I am a historian of Late Modern Europe, with special interests in international law, human rights and humanitarianism, modern Germany, and animal history. During the 2022-23 academic year, I will offer a colloquium on the history of the laws of war and a lecture course on modern European history.
My current book project is a history of international weapons law from the 1860s to the 1920s. Why and how have some weapons been prohibited and to what effect? Using five case studies—exploding bullets, expanding “dum-dum” bullets, the First World War, submarines, and chemical warfare—I demonstrate how weapons prohibitions rose to prominence in the context of imperial and industrialized warfare. Once in place, weapons prohibitions became moral weapons themselves, both restricting and enabling wartime violence. Beyond the book project, I have started research on the global history of weapons exports from the three postwar Germanies, and aspire to study the history of classical horse training.
My writing has appeared in or is forthcoming with the European Journal of International Law, Voelkerrechtsblog, the University of Pennsylvania Law Review, Critical Military Studies, and the Oxford Handbook on Comparative Human Rights Law.

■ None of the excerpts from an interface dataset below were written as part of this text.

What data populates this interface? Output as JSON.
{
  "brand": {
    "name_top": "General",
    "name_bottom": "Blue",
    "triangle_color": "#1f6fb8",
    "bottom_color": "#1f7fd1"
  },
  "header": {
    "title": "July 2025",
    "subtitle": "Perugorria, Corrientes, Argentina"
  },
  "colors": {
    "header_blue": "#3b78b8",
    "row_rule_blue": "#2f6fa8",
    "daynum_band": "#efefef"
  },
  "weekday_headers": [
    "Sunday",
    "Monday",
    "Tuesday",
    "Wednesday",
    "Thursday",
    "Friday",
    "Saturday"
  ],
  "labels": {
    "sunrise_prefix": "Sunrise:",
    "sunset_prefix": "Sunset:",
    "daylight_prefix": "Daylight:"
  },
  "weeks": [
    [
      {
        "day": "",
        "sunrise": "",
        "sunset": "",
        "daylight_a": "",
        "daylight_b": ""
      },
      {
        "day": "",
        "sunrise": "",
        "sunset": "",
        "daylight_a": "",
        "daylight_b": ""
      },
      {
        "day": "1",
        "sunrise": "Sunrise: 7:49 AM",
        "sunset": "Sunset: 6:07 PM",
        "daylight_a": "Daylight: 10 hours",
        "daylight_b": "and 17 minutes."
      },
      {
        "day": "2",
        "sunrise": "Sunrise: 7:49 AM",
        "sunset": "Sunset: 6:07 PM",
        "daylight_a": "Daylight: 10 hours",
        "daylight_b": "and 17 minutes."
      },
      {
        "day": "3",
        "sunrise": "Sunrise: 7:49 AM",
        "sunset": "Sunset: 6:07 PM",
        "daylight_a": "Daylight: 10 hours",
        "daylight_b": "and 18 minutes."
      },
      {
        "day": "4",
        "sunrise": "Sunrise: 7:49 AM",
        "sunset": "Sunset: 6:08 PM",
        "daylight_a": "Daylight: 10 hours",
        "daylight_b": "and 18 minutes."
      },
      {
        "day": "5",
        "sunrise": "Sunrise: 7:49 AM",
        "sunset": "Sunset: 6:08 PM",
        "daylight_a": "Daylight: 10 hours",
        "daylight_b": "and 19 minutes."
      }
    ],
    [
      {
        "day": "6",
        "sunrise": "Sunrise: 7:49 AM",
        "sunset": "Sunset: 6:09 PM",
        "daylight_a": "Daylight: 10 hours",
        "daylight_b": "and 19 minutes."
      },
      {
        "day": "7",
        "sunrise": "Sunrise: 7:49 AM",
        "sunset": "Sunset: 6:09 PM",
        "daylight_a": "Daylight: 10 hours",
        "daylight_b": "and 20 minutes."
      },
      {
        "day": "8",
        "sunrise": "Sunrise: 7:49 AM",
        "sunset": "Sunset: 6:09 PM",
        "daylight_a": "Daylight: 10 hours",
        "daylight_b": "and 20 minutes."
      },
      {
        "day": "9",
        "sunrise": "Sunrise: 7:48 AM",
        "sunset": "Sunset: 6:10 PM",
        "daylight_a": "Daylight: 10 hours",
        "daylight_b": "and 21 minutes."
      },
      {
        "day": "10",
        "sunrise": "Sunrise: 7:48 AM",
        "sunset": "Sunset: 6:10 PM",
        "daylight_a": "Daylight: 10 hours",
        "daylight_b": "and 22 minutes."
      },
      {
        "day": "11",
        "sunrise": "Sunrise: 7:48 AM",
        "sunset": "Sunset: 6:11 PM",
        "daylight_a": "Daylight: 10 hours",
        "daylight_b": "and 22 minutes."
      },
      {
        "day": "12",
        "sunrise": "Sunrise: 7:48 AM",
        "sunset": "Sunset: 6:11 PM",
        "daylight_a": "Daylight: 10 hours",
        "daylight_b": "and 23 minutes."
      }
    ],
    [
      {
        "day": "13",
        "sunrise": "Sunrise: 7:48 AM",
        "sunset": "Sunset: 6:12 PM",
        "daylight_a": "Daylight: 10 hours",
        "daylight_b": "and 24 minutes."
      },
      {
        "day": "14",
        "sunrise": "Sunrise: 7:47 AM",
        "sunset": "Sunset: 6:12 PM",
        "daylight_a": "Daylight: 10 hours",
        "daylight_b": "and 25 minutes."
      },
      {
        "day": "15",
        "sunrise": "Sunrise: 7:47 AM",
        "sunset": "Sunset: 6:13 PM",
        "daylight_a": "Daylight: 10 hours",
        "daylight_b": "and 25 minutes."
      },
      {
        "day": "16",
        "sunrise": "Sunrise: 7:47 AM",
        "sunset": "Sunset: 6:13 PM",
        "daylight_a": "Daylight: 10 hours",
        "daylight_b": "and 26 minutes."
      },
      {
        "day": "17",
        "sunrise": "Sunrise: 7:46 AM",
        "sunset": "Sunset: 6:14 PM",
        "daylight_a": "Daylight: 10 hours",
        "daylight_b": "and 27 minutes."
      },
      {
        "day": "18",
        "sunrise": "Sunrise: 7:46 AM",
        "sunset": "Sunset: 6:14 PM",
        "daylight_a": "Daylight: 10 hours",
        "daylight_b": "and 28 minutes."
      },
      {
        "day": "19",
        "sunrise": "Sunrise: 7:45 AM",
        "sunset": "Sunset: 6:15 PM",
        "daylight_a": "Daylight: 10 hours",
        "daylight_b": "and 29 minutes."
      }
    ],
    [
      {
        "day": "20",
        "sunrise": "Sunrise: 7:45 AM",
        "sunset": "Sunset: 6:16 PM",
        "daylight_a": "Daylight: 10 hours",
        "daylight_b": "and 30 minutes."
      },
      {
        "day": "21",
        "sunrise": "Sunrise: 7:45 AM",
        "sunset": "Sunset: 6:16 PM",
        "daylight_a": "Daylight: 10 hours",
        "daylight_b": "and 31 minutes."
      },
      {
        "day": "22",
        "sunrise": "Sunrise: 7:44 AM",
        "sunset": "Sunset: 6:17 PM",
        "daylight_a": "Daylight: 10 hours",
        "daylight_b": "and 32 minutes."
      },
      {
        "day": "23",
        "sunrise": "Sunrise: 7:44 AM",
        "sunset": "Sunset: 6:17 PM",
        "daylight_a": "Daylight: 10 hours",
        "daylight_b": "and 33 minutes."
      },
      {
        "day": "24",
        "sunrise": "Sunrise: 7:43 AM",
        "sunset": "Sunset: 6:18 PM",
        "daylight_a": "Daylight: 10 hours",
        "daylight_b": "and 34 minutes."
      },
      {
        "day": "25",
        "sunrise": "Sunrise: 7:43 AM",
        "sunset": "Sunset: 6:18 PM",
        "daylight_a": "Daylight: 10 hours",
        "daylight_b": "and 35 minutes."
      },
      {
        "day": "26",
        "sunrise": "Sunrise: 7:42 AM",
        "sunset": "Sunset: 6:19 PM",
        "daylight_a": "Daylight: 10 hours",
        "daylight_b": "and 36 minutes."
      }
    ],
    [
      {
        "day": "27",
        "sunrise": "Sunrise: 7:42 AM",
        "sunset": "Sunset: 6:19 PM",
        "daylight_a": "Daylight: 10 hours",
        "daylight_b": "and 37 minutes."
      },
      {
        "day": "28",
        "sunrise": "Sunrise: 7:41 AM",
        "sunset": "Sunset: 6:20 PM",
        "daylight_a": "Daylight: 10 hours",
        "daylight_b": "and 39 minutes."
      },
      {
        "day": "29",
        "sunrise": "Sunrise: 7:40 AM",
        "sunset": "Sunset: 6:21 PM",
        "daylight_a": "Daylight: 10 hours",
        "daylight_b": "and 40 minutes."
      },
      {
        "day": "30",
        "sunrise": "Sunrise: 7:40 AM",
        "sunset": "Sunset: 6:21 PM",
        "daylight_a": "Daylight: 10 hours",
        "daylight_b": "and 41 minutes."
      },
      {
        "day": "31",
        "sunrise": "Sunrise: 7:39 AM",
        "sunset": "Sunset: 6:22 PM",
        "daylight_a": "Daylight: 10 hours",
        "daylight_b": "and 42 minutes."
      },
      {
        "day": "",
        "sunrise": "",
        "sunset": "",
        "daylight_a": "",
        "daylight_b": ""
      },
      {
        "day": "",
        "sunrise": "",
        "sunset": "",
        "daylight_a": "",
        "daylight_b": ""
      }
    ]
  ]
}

I received my Ph.D., M.A., and B.A. in History from UC Berkeley. I have previously taught U.S. and world history at the Menlo School and served as interim postdoctoral scholar with the Miller Institute for Global Challenges and the Law at Berkeley Law School.